Action item: Determine how many lines in the entries below include the word "content", and reply with that number alone.

▼▼▼

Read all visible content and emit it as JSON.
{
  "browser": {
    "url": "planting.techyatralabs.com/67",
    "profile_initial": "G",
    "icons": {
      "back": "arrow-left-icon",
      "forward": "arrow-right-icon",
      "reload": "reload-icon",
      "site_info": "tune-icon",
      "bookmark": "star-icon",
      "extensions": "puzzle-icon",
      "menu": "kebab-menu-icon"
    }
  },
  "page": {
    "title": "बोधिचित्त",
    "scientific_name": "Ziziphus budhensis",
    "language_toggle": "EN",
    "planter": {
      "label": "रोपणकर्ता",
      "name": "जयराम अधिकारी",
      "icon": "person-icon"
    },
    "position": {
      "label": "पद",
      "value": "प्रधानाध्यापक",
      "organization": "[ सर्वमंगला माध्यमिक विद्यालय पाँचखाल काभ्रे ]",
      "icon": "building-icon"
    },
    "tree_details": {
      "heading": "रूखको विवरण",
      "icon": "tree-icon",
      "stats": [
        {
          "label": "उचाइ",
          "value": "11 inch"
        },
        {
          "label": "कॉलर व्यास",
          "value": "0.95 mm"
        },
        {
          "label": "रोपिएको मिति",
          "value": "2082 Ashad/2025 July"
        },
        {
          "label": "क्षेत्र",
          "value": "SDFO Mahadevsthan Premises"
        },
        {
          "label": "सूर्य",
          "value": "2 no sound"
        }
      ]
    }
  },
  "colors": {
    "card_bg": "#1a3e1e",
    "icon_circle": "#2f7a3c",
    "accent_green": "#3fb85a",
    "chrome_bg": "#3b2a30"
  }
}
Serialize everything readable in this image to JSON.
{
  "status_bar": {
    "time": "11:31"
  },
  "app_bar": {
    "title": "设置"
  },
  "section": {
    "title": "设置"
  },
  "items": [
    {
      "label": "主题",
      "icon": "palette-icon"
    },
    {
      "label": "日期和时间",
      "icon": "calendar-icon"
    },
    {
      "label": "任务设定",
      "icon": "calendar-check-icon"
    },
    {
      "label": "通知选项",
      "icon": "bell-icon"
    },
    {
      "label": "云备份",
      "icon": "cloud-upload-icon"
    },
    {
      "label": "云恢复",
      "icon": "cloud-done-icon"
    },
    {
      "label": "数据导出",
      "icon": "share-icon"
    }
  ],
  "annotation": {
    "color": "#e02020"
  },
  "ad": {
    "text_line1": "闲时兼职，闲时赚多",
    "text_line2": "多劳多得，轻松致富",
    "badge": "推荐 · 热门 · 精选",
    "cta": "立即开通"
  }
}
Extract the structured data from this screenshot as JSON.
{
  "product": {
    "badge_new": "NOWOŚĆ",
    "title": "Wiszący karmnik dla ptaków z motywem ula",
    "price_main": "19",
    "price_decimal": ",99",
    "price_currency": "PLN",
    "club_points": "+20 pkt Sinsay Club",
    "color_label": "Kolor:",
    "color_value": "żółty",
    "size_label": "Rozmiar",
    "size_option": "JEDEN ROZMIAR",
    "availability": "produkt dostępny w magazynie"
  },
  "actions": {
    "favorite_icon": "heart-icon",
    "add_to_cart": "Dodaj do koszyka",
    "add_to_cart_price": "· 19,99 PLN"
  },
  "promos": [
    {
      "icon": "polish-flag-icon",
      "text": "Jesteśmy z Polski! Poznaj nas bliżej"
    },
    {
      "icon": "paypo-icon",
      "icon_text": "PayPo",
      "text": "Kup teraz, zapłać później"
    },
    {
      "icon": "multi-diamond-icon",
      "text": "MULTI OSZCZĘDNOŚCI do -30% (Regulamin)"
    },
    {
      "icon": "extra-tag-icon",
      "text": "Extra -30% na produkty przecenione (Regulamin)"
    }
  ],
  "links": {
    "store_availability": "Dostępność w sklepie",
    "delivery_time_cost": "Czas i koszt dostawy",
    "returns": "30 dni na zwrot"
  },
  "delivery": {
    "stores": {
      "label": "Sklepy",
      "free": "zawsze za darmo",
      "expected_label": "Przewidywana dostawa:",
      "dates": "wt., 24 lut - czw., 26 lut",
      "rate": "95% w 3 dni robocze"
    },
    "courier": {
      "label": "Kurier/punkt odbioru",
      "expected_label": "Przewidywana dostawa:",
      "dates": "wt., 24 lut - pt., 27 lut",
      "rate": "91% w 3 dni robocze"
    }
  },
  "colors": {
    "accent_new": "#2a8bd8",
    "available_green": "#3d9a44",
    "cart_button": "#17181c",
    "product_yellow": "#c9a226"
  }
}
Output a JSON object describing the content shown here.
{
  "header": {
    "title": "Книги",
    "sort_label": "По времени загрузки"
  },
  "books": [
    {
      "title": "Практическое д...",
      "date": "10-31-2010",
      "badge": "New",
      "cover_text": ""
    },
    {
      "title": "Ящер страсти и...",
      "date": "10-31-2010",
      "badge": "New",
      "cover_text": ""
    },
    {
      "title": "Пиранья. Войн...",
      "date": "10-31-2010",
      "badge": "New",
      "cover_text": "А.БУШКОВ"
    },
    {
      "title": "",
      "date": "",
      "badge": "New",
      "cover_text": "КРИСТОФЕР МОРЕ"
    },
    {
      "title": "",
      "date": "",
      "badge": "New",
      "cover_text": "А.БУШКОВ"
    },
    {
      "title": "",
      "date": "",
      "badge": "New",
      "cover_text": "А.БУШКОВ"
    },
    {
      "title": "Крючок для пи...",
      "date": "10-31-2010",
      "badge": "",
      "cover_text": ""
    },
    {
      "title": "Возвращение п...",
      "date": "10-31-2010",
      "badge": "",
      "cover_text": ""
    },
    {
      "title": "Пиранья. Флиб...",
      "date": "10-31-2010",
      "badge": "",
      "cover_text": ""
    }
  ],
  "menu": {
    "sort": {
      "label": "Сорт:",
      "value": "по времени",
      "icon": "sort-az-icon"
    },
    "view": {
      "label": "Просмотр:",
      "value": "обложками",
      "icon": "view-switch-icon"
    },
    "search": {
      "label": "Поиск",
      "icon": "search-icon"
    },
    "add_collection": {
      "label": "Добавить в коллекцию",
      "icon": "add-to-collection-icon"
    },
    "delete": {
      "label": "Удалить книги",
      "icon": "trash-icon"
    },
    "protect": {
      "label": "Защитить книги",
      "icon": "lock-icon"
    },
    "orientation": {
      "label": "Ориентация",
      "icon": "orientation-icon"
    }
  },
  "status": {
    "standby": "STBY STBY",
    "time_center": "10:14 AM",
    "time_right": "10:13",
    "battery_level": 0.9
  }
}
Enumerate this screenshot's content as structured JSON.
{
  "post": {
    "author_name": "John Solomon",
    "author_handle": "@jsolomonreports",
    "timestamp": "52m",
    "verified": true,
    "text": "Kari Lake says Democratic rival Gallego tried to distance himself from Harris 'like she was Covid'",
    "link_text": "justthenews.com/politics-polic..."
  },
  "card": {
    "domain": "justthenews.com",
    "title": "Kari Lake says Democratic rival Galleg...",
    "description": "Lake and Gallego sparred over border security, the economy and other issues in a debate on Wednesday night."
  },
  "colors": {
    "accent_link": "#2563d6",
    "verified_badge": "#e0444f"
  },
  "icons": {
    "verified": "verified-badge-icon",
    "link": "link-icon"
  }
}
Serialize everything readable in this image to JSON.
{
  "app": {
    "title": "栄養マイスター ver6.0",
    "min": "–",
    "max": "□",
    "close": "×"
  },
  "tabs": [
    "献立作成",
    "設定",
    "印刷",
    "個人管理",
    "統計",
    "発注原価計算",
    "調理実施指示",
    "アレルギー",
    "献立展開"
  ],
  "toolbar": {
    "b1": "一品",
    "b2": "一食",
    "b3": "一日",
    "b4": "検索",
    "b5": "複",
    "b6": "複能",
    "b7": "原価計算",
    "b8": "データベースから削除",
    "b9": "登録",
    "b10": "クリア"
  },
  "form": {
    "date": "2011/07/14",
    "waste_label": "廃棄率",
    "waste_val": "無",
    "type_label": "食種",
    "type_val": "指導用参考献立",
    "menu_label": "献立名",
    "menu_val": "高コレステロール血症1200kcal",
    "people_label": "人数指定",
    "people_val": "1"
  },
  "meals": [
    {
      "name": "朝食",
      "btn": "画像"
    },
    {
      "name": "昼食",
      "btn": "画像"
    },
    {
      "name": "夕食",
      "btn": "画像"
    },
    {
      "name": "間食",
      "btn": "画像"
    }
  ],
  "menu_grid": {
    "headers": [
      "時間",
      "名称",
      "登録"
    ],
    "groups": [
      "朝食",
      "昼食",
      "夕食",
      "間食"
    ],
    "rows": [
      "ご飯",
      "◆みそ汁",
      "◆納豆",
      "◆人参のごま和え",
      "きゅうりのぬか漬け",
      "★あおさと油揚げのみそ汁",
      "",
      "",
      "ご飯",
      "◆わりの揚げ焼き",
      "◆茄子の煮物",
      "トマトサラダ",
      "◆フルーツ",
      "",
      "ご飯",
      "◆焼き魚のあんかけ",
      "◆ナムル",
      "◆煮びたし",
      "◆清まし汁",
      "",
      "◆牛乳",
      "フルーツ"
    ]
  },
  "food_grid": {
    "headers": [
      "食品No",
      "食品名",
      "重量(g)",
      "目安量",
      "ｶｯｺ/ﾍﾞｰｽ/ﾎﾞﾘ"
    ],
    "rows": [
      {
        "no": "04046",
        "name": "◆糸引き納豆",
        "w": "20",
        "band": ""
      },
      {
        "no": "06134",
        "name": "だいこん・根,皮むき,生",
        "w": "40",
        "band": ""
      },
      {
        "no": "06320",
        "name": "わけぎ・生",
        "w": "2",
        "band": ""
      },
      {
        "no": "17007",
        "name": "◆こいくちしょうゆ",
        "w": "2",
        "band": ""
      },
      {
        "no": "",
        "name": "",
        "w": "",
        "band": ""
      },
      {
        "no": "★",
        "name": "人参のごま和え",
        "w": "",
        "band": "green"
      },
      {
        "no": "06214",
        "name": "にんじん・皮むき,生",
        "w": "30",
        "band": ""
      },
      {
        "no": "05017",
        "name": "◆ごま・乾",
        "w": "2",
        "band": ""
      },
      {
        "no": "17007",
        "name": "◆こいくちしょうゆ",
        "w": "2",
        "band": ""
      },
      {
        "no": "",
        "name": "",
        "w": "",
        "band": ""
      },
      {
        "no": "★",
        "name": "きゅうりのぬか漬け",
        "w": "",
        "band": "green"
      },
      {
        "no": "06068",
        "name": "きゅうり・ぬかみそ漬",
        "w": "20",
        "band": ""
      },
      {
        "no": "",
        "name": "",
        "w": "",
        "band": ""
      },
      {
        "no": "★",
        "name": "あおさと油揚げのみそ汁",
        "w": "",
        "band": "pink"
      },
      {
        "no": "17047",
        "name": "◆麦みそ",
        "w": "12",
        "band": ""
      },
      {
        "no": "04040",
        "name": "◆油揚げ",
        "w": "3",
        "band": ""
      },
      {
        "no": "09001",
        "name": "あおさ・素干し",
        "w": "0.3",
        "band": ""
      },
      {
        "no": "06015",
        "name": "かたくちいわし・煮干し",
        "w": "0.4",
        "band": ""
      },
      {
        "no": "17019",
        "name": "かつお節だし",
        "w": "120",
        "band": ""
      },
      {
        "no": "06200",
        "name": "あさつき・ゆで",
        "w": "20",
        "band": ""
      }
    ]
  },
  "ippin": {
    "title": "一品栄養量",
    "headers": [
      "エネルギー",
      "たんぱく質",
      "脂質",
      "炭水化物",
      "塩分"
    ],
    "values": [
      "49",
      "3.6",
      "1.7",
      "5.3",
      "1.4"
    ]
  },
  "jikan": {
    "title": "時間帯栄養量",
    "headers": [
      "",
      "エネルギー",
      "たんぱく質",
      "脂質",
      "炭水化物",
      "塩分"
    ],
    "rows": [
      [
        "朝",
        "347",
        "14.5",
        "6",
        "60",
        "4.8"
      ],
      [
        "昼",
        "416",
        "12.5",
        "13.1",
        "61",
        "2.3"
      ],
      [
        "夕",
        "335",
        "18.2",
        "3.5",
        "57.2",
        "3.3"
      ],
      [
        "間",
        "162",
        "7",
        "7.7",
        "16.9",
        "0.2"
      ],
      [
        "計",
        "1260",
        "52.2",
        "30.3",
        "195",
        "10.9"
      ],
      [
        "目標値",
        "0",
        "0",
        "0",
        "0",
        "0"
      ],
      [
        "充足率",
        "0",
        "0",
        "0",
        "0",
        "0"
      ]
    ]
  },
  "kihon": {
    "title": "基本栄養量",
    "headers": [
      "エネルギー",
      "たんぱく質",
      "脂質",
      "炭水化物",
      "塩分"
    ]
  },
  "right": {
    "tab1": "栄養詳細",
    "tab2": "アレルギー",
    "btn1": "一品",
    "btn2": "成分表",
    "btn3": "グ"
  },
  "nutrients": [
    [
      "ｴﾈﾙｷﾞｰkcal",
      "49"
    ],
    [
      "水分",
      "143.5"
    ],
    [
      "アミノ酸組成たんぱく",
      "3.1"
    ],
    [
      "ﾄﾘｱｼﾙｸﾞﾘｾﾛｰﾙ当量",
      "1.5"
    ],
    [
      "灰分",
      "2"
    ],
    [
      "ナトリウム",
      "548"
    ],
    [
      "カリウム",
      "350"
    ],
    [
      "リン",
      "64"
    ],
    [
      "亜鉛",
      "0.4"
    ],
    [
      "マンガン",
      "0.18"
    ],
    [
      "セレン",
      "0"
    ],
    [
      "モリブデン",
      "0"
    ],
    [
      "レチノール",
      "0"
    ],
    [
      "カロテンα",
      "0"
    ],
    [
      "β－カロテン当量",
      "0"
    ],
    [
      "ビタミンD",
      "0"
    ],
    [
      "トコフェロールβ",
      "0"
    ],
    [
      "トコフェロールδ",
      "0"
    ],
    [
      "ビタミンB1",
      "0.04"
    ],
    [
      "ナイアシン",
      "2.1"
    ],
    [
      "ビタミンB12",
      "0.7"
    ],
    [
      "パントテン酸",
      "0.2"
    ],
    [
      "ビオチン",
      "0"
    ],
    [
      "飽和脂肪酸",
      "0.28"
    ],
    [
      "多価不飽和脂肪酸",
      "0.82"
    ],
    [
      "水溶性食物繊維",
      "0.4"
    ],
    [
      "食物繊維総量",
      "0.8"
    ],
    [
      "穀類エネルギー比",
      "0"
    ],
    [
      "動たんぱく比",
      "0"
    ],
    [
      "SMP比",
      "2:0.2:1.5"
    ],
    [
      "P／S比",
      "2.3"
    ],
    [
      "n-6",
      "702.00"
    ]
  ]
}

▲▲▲

Response to the exercise: 3